Laura – Exeunt’s Artist in Residence, who documented the creation of the piece for this – sits on a chair, and narrates an astonishingly clear route through her convoluted years of struggle with OCD. She starts aged eight, in the backseat of the family car, with her mother explaining to her that she could die at any time. Her mother’s belief in fate unsettles her so much that she becomes desperate to introduce an element of self-determinism into the whole, random process of life and death. She identifies bedtime rituals that have to be performed to stop her from dying; secret genuflections to a different kind of internal, exacting god. Absolution can only come from feeling “right”, a shifting measure that’s more or less demanding from night to night.

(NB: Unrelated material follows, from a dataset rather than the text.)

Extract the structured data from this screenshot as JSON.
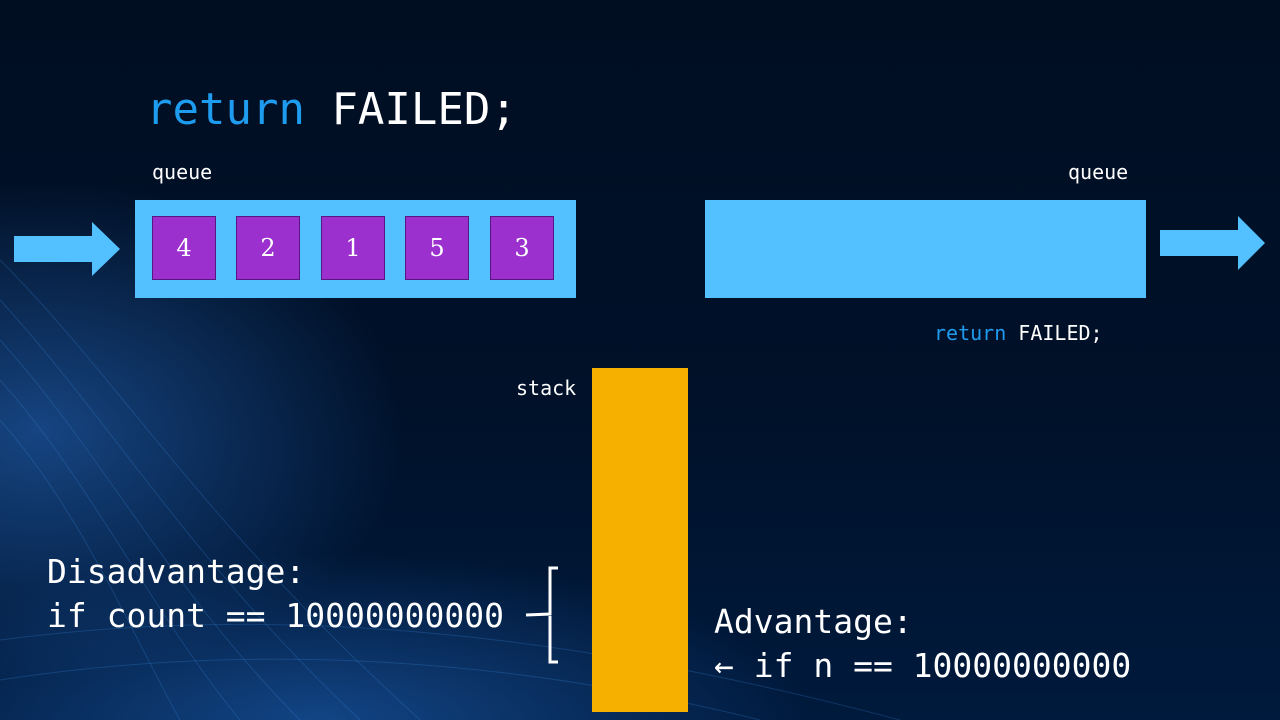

This feeling “right” shifts from year to year too, as her fears evolve, and find new stories to build on. The title rhythm of head. hand. head. is a tiny snippet from a whole string of staccato checks – her words are turned mechanical, into endless security scans that slow every action down.
Being trapped in Laura’s perspective feels almost dangerous; her explanations of her fears seems so rational, their results so irrational. As the piece progresses, Daisy Orton’s carefully judged direction helps break up her single, persuasive narrative into distinct moods and moments. Laura’s fear of being poisoned leads her to painstakingly pick out minute flecks from food, or throw away bottle after bottle of mineral water straight after opening. In one of a series of shifts from the personal to the theatrical, she lays bottles on the carpet, one by one – a visual demonstration of the neatest, purest kind of waste. Her recitations of her fraught internal lists look and feel so agonising that the similarly theatrical interjection of her pre-recorded voice feels welcome, like a relief from the tension she’s been building. Soon, though, it becomes a kind of authority, an internal monologue shifting into instructions, and an audio guide to finding “right”. As a third voice to the piece, music fades in and out in beautifully judged abstraction – Laura devised the music in collaboration with visiting director Chris Goode, a fluidity that shows.
The tone is dark, but the carpetted setting is gentle, domestic and barely theatrical – it feels safe, and Laura reminds us, as her therapist does, that we can leave at any time. William Aubrey-Jones’s design rests the wooden chair she sat on as a child next to its adult-sized replica on the carpet – comforting, but also a visual reminder that here, the child is mother of the woman. Its this not-shaken-off child that guides the piece, rather than the distinctive language of struggle, therapy and recovery. The piece is full of insight into the internal experience of OCD — perhaps the only thing missing is a sense of outside perspective, of how other people make sense of her behaviour.
As a child, Laura’s Dad gives her a keyring that says “Don’t worry, be happy!” – with the tragicomic edge typical to her delivery, she explains that not being able to obey the command only caused her more anxiety. Its almost impossible to laugh. Laura’s story is so personal, and her delivery so relatable, that we’re completely invested in her reflections, and in the half-stifling mirror world she’s created.